Solder Fumes Disperser

I have never been happy with the fumes from lead based soldering wafting into my face. A properly fitted extractor hood would be ideal but I cannot justify the cost or space for hobby use. I know I probably should use lead free solder but I have never been happy with the finished joint in that either.

The simple device described below at least blows the fumes across the work area for dispersal, instead of up into my nose.I have recycled a computer cooling fan (12v 300mA) wired to a fan speed control which was also recycled. I notice that you can buy the simple controller on eBay at $3.40 AU from China. It is adjustable to give enough airflow to move the fumes. without being too draughty.My unit plugs into a 12v outlet on my workbench – also available for testing various MERG & other projects.
TOOL Racking and Storage will be the subject of another post.

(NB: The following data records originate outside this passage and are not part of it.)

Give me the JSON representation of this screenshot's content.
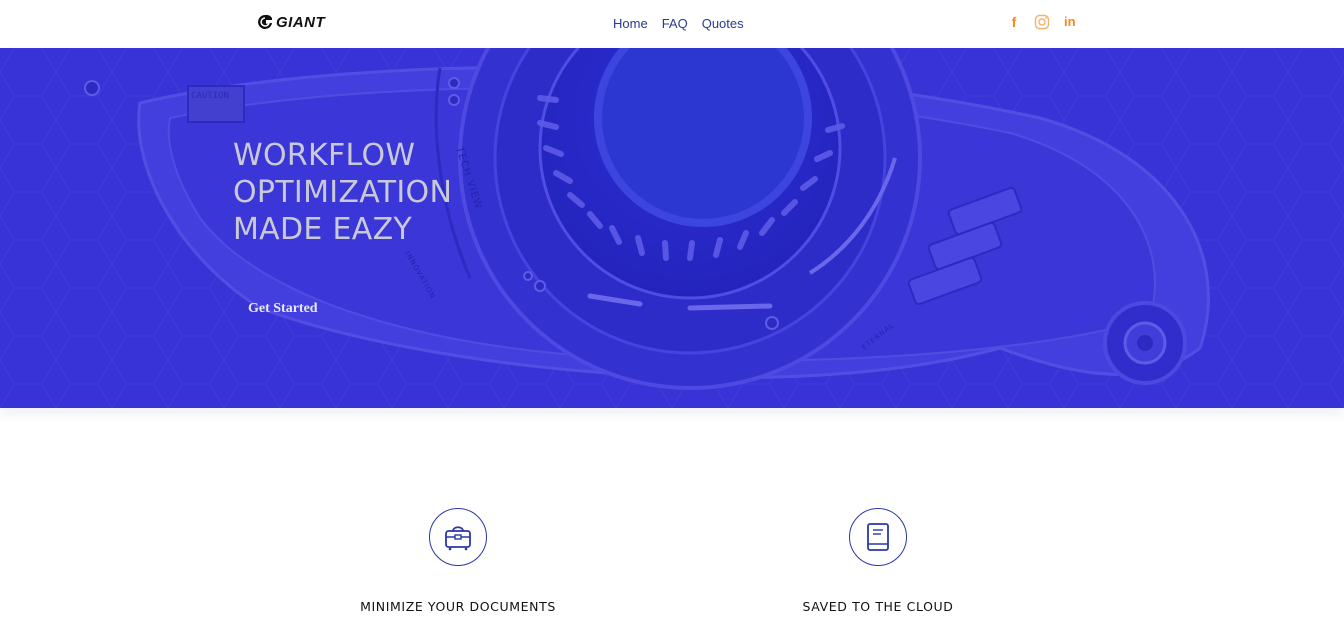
{
  "header": {
    "logo_text": "GIANT",
    "nav": [
      {
        "label": "Home"
      },
      {
        "label": "FAQ"
      },
      {
        "label": "Quotes"
      }
    ],
    "social": [
      {
        "icon": "facebook-icon",
        "glyph": "f",
        "color": "#f38a1e"
      },
      {
        "icon": "instagram-icon",
        "color": "#f6b26b"
      },
      {
        "icon": "linkedin-icon",
        "glyph": "in",
        "color": "#f38a1e"
      }
    ]
  },
  "hero": {
    "title_lines": [
      "WORKFLOW",
      "OPTIMIZATION",
      "MADE EAZY"
    ],
    "cta_label": "Get Started",
    "image_text": {
      "tech_view": "TECH VIEW",
      "innovation": "INNOVATION",
      "caution": "CAUTION",
      "eternal": "ETERNAL"
    },
    "background_color": "#3a35d6"
  },
  "features": [
    {
      "icon": "briefcase-icon",
      "label": "MINIMIZE YOUR DOCUMENTS"
    },
    {
      "icon": "book-icon",
      "label": "SAVED TO THE CLOUD"
    }
  ],
  "colors": {
    "accent_nav": "#2a3a8f",
    "social": "#f38a1e",
    "icon_stroke": "#2b36a8"
  }
}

SOME NOTES ON SOLDERING PCBs and other things:
  • use resin core electronic solder. I use 1 to 0.7mm for fine work including PCB circuits.
  • the resin is the FLUX to help remove oxides from the surface. It is in small “veins” within the solder (60%tin 40%lead).
  • if you melt the solder onto the tip of the soldering iron, all the flux goes up in smoke!
  • to make a good electrical join, clean the surface to be soldered using a scouring pad / fine wet & dry abrasive paper/ “Ajax” or similar abrasive powder / fibre glass brush (horrible things that shed dangerous tiny pieces of fibreglass).
  • clean the tip using a wire pad (or use a damp sponge)
  • “tin” (coat) the tip of the soldering iron with a tiny bit of solder (this helps to conduct the heat to the join)
  • heat the join area with the tip of the iron and simultaneously feed in some solder to the joint.
  • Only use a liquid flux if it is non corrosive – I only use that when soldering rail or brass kits. Such a flux needs to be washed off with water.
  • In the photo below the solder has been fed briefly to the gap between the tip and the copper. In this case to prepare a spot ready to receive the leg of a component.
    This simple Circuit Board will be used to step down the 12 Volts form the main power Bus to 5 Volts to operate servos on the layout.
    A component (an electrolytic capacitor) has the two radial leads separated and cut short such that each goes to a different pad.
    The component has been held in place with self closing tweezers.
    The tip of the soldering iron is briefly cleaned – then a tiny amount of solder added to “wet” the tip – apply the tip to the join – feed in some 0.7mm solder.
    Doing it this way feeds the flux to the joint as well as the solder.
    A GOOD join should be smooth and have a nice shine to the surface.
    Same again on the second leg making sure that each leg of the component only connects to a separate pad.
    This method is like working with what are called SMDs (Surface Mount Devices) except that our discrete components are 10s or 100s of times bigger!
    The electrolytic capacitor is in position and the Voltage Regulator is being prepared on the right. On a normal PCB the legs would go through holes and be soldered to tracks on the reverse side. In this case the legs are being bent to straddle 3 pads.
    And here are all the parts in place on the PCB. To the left is a diode (passes current one way only) which serves to protect the circuit if it is accidentally connected to 12V with the wrong polarity. A larger electrolytic capacitor is behind the diode.
    Sharp eyes will make out 7805 on the IC (integrated circuit) – the “5” indicates that the output voltage is 5V. This is the voltage required to operate servos and this board provides that power to the servos.

    This is the circuit diagram for the project described above including the “pinouts” of the 3 leg 7805 voltage regulator IC. Feed it with 7-35V DC and it will deliver 5V DC.

Coming soon